Staffing specialist Jim Kolb, who took his with mustard and relish, asked for another. “Man, this really tastes like winner! I don’t usually yell this loud, but this is really freaking good!”

After some coaxing, business consultant Margaret Schulman agreed to give one a try as she passed through Downtown Crossing. “You can definitely taste all the work that went into making this. Kayem obviously did a lot of work perfecting the flavors of its hot dog. Is there a hint of hickory in this?”

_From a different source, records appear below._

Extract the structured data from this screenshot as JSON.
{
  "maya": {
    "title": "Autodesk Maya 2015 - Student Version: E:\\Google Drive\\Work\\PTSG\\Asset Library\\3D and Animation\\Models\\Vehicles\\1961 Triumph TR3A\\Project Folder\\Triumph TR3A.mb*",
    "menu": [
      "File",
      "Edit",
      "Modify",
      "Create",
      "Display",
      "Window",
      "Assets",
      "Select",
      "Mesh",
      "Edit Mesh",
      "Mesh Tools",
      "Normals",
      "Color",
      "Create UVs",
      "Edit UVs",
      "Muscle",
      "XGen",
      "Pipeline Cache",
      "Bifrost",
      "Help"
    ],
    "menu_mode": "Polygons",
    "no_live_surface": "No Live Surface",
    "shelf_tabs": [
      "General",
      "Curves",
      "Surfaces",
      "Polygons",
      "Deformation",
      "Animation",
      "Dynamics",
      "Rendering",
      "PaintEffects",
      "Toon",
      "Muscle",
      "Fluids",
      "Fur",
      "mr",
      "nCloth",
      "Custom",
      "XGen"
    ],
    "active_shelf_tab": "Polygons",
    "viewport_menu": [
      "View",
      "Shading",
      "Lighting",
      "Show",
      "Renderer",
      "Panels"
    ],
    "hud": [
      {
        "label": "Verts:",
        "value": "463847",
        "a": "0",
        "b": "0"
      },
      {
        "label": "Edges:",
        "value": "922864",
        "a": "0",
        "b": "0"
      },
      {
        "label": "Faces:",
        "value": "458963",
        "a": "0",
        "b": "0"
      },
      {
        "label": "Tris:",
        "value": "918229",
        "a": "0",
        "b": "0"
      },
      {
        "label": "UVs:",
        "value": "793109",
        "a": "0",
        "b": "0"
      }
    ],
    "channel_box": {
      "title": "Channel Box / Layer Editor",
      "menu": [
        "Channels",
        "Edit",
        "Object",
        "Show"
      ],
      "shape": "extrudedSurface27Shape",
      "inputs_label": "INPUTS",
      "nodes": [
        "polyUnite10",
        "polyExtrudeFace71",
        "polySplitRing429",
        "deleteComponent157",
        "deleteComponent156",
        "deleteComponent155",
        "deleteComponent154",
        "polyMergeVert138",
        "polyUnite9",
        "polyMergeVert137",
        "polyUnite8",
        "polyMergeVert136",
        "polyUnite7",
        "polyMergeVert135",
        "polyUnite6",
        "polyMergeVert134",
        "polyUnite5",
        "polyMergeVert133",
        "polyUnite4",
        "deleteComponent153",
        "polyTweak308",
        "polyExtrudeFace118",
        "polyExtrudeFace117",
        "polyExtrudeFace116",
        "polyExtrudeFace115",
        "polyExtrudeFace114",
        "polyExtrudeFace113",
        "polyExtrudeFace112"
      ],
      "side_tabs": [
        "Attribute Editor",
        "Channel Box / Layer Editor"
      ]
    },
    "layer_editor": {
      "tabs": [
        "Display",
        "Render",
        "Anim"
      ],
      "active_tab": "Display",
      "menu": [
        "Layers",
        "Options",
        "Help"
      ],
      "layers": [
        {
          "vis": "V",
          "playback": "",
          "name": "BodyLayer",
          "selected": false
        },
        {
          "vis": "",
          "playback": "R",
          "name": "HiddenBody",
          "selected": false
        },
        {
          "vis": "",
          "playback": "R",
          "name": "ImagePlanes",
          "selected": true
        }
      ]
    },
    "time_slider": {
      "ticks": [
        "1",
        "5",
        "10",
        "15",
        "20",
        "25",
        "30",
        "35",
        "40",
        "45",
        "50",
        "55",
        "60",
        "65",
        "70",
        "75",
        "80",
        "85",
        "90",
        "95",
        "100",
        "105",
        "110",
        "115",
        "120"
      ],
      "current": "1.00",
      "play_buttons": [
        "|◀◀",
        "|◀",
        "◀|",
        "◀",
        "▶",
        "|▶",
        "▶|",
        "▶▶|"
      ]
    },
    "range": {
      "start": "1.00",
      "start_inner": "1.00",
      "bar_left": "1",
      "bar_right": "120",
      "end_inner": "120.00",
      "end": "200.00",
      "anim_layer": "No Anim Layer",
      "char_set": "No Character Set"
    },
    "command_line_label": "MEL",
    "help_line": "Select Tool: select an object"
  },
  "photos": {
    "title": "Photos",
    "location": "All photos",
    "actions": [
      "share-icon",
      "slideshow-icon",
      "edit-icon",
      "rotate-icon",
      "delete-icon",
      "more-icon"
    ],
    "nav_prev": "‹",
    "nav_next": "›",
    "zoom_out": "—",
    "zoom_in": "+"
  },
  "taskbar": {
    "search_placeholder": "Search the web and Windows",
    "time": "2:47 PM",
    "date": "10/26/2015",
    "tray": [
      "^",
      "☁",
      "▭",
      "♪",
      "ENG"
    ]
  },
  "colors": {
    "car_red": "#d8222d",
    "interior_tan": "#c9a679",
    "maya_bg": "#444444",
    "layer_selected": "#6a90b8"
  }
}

Told that they were eating the very same brand of hot dog as those enjoyed by team owner John Henry and general manager Theo Epstein, some tasters became downright giddy. Taking a bite out of one end of his dog, Peter Gallagher entered a transformative state: “If he is able to correct his arm slot and continue to mature mentally, Clay Buchholz projects as a top of the rotation starter for us for years to come, employing a plus-fastball and a wicked breaking ball.”

Surprisingly, not everyone was on board with the new taste. Robert McDonald, a former concessions vendor at Fenway Park, declined to even try the new tubesteak. “I worked a grill under the bleachers for 10 years. I wouldn’t put that thing in Jenna Jameson’s mouth while wearing condoms on my fingers.” When asked to elaborate, McDonald declined.

Despite McDonald’s minority opinion, the new Franks figure to be more popular than the recently defunct Conigliaro’s Corner. The icing on the cake, according to economists, is that tubular meat has proven to be exceptionally recession-proof, an important consideration during such lean times.

“We’re projecting a 4% rise in hot dog sales at Fenway Park this year,” said Ed Napolitano, an analyst for BallPark Food Metrics LLC. “That’s a very impressive increase and it would likely be even higher if we were to adjust the data to exclude the statistical noise from the sale of footlongs.”